* **Problem**
Which of the lines below hold the word "emit"? Pull each of them out.

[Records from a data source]
▬▬▬▬▬▬▬▬▬▬

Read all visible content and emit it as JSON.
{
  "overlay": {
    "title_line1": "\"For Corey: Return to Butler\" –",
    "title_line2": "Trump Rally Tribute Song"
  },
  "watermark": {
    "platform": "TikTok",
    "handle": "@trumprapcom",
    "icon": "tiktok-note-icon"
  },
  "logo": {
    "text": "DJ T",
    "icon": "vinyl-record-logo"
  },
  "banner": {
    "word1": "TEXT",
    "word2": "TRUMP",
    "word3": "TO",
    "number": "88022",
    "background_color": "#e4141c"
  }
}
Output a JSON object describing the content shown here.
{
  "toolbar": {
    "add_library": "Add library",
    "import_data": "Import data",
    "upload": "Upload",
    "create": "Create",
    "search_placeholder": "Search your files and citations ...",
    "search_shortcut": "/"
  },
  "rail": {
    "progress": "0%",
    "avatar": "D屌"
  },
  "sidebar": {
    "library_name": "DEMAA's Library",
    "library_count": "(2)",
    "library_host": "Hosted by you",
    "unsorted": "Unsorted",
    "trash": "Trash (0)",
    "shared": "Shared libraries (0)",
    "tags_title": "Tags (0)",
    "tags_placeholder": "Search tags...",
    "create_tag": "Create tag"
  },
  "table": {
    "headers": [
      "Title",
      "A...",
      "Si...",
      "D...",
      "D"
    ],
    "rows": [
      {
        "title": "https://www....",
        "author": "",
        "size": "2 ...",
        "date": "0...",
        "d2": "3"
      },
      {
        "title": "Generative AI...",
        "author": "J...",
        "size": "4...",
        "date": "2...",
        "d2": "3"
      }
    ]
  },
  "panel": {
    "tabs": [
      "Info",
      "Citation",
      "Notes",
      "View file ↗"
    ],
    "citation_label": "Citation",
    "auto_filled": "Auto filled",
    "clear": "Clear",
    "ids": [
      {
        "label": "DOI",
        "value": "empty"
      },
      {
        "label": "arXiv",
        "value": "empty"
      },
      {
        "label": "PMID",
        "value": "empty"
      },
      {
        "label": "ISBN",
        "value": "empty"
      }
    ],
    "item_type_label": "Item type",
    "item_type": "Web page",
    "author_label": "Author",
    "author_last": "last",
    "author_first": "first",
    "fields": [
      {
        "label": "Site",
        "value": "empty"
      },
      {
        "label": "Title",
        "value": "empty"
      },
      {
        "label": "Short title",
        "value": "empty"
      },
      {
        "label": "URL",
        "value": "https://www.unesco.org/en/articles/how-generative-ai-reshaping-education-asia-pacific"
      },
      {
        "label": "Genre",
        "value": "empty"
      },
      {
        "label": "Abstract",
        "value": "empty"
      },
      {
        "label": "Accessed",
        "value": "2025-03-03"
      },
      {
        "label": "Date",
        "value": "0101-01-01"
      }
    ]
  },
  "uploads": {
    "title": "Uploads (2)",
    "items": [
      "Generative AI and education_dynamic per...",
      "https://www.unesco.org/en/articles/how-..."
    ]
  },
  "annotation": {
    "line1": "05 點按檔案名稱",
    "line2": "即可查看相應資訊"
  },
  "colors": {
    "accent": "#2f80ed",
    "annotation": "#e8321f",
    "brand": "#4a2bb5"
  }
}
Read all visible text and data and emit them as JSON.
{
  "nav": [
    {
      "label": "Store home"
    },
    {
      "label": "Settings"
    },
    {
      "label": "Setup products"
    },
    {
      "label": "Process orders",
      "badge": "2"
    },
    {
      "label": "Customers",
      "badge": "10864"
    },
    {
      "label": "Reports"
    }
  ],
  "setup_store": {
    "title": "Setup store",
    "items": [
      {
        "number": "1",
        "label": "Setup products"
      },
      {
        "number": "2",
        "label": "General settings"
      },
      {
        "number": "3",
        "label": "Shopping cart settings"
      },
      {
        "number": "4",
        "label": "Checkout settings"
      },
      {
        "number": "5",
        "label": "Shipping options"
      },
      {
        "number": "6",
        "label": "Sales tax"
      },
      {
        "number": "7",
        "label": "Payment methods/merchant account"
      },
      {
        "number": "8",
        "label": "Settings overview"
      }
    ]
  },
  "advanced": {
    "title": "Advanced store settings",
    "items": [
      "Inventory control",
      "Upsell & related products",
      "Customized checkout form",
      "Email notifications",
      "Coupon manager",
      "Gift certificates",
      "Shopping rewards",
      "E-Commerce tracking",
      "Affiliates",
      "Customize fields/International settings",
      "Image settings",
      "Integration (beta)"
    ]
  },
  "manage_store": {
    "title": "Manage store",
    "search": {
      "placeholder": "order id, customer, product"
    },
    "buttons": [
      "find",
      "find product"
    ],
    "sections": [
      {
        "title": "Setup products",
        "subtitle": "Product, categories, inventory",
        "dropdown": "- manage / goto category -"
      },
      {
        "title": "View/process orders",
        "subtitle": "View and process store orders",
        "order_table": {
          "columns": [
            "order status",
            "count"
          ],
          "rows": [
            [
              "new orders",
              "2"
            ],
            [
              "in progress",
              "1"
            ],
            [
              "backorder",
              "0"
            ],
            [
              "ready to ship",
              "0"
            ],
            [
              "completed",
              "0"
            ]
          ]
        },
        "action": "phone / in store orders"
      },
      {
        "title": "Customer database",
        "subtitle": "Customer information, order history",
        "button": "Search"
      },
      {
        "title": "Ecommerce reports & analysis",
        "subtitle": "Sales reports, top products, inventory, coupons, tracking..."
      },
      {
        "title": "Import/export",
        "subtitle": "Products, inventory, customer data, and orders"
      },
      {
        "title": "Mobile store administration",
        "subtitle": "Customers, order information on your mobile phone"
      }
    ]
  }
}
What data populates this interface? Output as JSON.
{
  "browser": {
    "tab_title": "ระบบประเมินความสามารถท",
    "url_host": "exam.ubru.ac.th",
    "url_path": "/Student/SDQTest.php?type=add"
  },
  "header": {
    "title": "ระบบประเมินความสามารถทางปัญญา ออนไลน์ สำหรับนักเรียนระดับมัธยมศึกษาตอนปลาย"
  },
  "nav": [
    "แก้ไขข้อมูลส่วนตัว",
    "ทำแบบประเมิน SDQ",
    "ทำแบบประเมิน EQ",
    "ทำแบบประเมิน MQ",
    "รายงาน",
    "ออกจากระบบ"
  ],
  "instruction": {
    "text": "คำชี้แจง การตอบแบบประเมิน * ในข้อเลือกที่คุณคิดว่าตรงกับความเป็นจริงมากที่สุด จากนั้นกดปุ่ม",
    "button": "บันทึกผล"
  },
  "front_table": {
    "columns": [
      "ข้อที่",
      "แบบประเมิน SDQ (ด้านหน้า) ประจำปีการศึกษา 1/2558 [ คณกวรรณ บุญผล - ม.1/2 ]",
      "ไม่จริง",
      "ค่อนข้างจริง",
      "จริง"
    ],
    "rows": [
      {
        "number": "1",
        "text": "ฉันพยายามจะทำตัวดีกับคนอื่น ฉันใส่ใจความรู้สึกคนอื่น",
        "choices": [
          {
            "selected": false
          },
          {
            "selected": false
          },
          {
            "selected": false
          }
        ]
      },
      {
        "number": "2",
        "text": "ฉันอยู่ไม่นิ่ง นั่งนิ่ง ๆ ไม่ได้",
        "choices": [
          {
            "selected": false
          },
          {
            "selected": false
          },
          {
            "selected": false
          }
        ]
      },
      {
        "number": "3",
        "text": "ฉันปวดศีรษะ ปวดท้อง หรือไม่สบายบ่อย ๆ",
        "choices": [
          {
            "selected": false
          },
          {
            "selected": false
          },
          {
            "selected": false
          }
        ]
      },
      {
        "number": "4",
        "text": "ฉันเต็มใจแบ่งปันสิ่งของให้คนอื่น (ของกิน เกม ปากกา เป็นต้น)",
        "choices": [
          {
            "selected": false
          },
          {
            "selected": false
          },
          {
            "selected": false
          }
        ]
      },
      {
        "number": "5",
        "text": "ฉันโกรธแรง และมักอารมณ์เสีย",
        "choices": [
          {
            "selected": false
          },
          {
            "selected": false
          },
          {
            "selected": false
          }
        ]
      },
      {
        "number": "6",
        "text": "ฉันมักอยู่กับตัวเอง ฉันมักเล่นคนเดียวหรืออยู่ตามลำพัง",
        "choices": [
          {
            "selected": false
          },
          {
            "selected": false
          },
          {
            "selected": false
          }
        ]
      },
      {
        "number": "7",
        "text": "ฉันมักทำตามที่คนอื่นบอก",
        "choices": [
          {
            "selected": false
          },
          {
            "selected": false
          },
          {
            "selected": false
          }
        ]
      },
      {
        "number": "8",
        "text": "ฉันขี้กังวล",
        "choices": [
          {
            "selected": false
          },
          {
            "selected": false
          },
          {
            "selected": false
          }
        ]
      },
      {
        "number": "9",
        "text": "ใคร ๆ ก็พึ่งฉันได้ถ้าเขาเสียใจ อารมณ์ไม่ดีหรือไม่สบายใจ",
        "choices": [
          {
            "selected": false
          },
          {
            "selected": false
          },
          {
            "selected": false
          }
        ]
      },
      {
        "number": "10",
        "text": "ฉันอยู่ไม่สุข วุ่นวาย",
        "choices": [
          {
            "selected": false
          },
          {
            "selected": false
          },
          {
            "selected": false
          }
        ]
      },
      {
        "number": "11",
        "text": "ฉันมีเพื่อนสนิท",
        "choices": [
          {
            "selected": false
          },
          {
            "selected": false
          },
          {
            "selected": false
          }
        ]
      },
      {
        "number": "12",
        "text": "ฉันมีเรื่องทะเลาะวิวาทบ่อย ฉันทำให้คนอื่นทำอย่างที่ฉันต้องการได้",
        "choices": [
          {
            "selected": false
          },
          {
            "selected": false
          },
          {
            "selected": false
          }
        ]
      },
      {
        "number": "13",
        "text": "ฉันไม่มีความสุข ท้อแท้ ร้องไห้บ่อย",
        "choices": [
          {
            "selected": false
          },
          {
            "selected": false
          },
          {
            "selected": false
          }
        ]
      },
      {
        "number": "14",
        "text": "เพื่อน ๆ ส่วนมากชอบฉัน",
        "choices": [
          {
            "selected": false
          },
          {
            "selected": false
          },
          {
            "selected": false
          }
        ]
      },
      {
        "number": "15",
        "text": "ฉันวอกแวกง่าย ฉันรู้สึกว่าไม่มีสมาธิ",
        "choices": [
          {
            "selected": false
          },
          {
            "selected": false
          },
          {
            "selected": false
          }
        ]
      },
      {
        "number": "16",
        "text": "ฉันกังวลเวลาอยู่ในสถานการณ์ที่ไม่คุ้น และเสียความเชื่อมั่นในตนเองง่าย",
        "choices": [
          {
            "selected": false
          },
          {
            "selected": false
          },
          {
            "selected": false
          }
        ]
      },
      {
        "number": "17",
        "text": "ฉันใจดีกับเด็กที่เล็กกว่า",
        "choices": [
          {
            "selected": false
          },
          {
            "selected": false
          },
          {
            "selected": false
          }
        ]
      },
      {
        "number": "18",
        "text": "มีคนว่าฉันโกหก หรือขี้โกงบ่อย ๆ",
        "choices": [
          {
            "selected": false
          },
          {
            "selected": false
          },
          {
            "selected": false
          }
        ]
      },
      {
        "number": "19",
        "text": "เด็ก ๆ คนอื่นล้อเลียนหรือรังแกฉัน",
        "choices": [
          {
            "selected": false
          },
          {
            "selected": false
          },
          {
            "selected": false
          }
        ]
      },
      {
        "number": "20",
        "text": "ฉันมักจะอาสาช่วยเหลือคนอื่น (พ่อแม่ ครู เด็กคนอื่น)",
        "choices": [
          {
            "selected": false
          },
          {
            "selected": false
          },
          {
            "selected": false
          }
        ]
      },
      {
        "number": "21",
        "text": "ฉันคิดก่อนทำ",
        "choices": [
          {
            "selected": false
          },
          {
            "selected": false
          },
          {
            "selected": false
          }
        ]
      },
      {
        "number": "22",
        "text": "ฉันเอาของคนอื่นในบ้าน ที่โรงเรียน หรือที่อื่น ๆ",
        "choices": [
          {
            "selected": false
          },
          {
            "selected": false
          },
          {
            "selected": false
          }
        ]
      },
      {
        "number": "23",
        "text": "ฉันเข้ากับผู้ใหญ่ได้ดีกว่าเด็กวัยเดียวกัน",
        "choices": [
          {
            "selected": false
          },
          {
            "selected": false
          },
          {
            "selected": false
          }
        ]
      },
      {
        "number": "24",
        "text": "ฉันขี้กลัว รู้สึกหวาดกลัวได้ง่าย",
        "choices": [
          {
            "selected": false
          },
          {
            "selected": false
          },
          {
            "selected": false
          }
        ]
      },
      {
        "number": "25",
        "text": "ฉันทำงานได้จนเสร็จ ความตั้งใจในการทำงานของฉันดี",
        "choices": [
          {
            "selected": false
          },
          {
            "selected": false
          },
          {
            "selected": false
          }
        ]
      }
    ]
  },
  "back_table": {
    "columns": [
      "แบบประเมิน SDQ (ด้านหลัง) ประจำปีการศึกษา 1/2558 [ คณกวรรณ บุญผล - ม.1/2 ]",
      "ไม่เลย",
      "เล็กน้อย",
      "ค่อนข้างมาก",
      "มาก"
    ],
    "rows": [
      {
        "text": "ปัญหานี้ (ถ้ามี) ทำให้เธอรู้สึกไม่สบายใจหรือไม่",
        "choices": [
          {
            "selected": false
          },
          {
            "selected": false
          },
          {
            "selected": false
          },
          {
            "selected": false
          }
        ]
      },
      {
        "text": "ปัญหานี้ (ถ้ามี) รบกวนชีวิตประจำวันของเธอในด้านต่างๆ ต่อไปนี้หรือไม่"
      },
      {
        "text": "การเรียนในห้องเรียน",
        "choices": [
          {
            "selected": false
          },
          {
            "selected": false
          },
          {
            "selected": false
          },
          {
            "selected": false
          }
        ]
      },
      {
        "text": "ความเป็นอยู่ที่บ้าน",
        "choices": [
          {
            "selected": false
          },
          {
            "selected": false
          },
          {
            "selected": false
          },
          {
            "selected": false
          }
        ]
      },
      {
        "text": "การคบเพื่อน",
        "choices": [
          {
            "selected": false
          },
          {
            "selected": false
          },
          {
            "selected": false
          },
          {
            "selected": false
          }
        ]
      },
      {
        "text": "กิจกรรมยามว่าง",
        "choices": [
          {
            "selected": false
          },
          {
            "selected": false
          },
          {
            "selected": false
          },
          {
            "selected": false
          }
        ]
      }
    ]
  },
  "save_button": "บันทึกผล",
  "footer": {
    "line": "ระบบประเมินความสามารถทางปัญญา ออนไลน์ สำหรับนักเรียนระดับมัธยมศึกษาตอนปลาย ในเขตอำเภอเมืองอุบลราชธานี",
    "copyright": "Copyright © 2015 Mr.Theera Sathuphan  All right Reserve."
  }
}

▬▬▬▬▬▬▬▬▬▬

* **Response to this exercise**
Read all visible content and emit it as JSON.
Read all visible text and data and emit them as JSON.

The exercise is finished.